Extract all lines in the data that contain the word "text".
[SOURCE MATERIAL Boundary: Start]
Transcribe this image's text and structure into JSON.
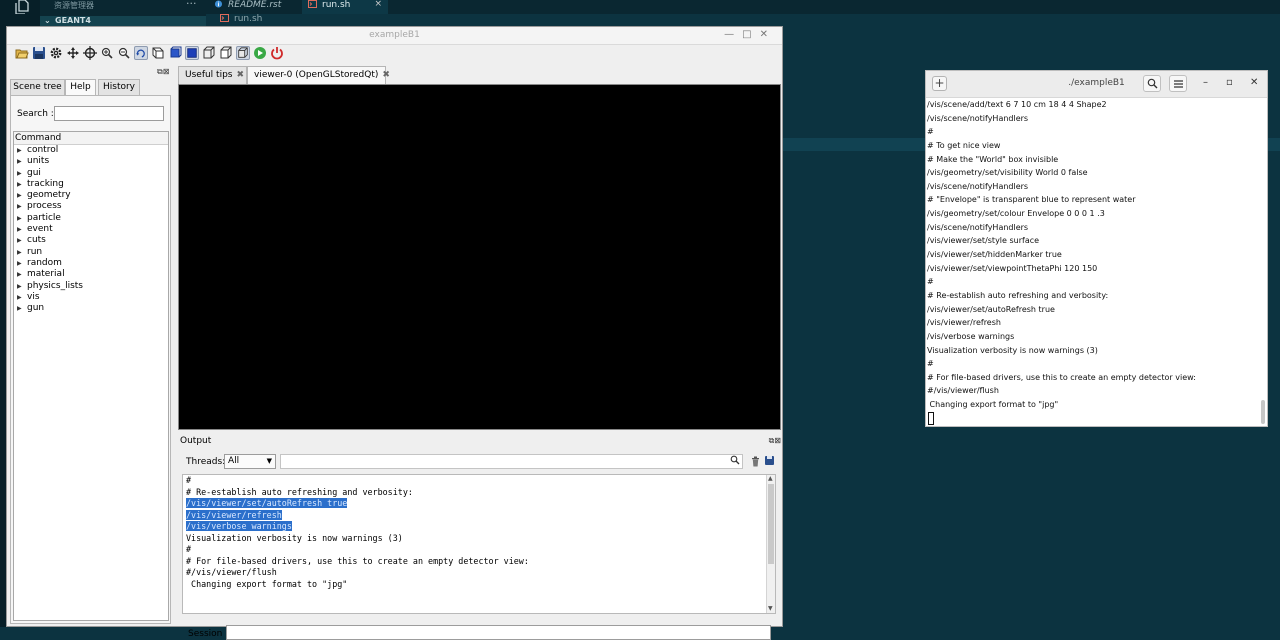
{
  "editor": {
    "explorer_title": "资源管理器",
    "explorer_folder": "GEANT4",
    "tabs": [
      {
        "label": "README.rst"
      },
      {
        "label": "run.sh"
      }
    ],
    "tab_close": "×",
    "breadcrumb": "run.sh"
  },
  "app": {
    "title": "exampleB1",
    "toolbar_icons": [
      "open-icon",
      "save-icon",
      "gear-icon",
      "move-icon",
      "crosshair-icon",
      "zoom-in-icon",
      "zoom-out-icon",
      "rotate-icon",
      "perspective-icon",
      "ortho-icon",
      "solid-icon",
      "wireframe-icon",
      "hidden-line-icon",
      "surface-icon",
      "pick-icon",
      "run-icon",
      "exit-icon"
    ]
  },
  "left_dock": {
    "tabs": [
      "Scene tree",
      "Help",
      "History"
    ],
    "active_tab": "Help",
    "search_label": "Search :",
    "search_value": "",
    "tree_header": "Command",
    "commands": [
      "control",
      "units",
      "gui",
      "tracking",
      "geometry",
      "process",
      "particle",
      "event",
      "cuts",
      "run",
      "random",
      "material",
      "physics_lists",
      "vis",
      "gun"
    ]
  },
  "center_tabs": [
    {
      "label": "Useful tips"
    },
    {
      "label": "viewer-0 (OpenGLStoredQt)"
    }
  ],
  "tab_close": "✖",
  "output": {
    "title": "Output",
    "threads_label": "Threads:",
    "threads_value": "All",
    "lines": [
      {
        "text": "#",
        "selected": false
      },
      {
        "text": "# Re-establish auto refreshing and verbosity:",
        "selected": false
      },
      {
        "text": "/vis/viewer/set/autoRefresh true",
        "selected": true
      },
      {
        "text": "/vis/viewer/refresh",
        "selected": true
      },
      {
        "text": "/vis/verbose warnings",
        "selected": true
      },
      {
        "text": "Visualization verbosity is now warnings (3)",
        "selected": false
      },
      {
        "text": "#",
        "selected": false
      },
      {
        "text": "# For file-based drivers, use this to create an empty detector view:",
        "selected": false
      },
      {
        "text": "#/vis/viewer/flush",
        "selected": false
      },
      {
        "text": " Changing export format to \"jpg\"",
        "selected": false
      }
    ],
    "session_label": "Session :",
    "session_value": ""
  },
  "terminal": {
    "title": "./exampleB1",
    "lines": [
      "/vis/scene/add/text 6 7 10 cm 18 4 4 Shape2",
      "/vis/scene/notifyHandlers",
      "#",
      "# To get nice view",
      "# Make the \"World\" box invisible",
      "/vis/geometry/set/visibility World 0 false",
      "/vis/scene/notifyHandlers",
      "# \"Envelope\" is transparent blue to represent water",
      "/vis/geometry/set/colour Envelope 0 0 0 1 .3",
      "/vis/scene/notifyHandlers",
      "/vis/viewer/set/style surface",
      "/vis/viewer/set/hiddenMarker true",
      "/vis/viewer/set/viewpointThetaPhi 120 150",
      "#",
      "# Re-establish auto refreshing and verbosity:",
      "/vis/viewer/set/autoRefresh true",
      "/vis/viewer/refresh",
      "/vis/verbose warnings",
      "Visualization verbosity is now warnings (3)",
      "#",
      "# For file-based drivers, use this to create an empty detector view:",
      "#/vis/viewer/flush",
      " Changing export format to \"jpg\""
    ]
  }
}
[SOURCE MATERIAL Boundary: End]
(SOLUTION TO THE EXERCISE)
Transcribe this image's text and structure into JSON.
        "text": "#",
        "text": "# Re-establish auto refreshing and verbosity:",
        "text": "/vis/viewer/set/autoRefresh true",
        "text": "/vis/viewer/refresh",
        "text": "/vis/verbose warnings",
        "text": "Visualization verbosity is now warnings (3)",
        "text": "#",
        "text": "# For file-based drivers, use this to create an empty detector view:",
        "text": "#/vis/viewer/flush",
        "text": " Changing export format to \"jpg\"",
      "/vis/scene/add/text 6 7 10 cm 18 4 4 Shape2",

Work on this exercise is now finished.